There’s nothing quite like processing and printing your own black & white photographs from film. My darkroom experiences started at a very young age: I inherited my love of photography from my father, who always had a full B&W darkroom setup in each house we lived in. Perhaps my father has long forgotten that day in our home in Ocean Gulf Estates when I was first allowed to see what it was he did in that room off the back porch where he would often disappear for entire weekends. I certainly have not…

Calla Lily 1

I am guessing I was probably about 4 or 5. Dad was going to develop some film, and explained to me that there would be a few minutes where all the lights would be off and the room would be very, very dark. I was told I could sit on the stool by the door, and that I was not to move during that time.

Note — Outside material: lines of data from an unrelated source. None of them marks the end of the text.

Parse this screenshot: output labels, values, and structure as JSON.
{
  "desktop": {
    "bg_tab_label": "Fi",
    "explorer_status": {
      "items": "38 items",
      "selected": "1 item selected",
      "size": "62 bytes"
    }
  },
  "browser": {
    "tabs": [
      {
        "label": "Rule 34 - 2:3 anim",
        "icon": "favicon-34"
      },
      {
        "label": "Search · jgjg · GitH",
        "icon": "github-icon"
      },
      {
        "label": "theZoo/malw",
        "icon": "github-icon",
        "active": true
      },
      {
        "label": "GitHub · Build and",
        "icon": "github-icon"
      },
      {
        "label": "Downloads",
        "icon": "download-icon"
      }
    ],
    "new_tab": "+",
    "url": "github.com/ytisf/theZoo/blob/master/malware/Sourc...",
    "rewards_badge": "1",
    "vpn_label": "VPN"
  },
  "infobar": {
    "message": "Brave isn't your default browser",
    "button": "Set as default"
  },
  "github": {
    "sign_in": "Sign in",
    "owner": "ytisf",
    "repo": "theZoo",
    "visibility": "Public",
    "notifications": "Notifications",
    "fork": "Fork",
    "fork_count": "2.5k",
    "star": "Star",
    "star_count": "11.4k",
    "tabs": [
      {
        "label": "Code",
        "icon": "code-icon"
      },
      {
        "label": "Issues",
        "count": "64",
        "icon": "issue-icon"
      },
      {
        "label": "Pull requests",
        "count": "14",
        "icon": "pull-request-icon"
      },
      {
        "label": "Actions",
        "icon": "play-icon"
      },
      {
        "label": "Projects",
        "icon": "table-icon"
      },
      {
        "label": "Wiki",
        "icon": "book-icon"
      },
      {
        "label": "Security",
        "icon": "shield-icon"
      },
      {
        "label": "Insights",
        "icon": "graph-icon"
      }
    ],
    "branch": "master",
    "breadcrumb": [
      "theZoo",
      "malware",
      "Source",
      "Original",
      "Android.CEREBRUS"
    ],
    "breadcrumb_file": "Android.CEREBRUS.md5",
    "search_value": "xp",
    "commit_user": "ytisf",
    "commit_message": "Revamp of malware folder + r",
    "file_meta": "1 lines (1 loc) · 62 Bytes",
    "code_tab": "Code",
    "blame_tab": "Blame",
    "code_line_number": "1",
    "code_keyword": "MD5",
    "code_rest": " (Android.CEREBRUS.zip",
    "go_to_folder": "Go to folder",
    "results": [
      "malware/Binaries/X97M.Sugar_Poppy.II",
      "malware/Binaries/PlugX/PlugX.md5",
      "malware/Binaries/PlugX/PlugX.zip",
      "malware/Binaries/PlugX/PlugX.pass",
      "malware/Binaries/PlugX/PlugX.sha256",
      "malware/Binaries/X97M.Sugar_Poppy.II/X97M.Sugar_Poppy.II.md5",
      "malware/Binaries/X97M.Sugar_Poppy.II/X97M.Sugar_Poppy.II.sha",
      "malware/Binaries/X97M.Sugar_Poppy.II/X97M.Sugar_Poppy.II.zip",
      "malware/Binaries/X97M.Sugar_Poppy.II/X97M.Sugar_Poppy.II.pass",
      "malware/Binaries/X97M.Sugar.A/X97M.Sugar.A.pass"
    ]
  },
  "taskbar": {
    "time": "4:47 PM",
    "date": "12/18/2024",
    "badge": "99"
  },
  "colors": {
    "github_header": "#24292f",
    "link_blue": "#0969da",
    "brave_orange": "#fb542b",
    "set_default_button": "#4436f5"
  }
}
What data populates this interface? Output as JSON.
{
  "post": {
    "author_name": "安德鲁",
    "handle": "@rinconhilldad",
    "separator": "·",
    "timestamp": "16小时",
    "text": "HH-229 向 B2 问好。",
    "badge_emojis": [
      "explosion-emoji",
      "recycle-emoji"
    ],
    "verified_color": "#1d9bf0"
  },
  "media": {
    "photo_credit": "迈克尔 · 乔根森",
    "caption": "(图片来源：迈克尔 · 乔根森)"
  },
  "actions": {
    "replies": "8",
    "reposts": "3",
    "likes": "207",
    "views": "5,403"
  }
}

When the lights went out, I heard some interesting noises. Something got whacked against the counter top, then I could hear metal against metal, scissors being used and other sounds I couldn’t identify. I was extremely curious, and I couldn’t even see my hand in front of my face!

I still maintain that my father should have anticipated my move. You don’t invite an overly curious 5-year old to “watch” in a completely dark room! I mean, he could have avoided the whole thing by simply moving the stool away from the door (and the light switch).

I was a teenager before I got invited back into the darkroom. It was SO worth the wait!

I shot, processed and printed these calla lily photos this week. I hope you enjoy them as much as I enjoyed creating them.

Calla Lily 2

I invite you to view more of my photographs here.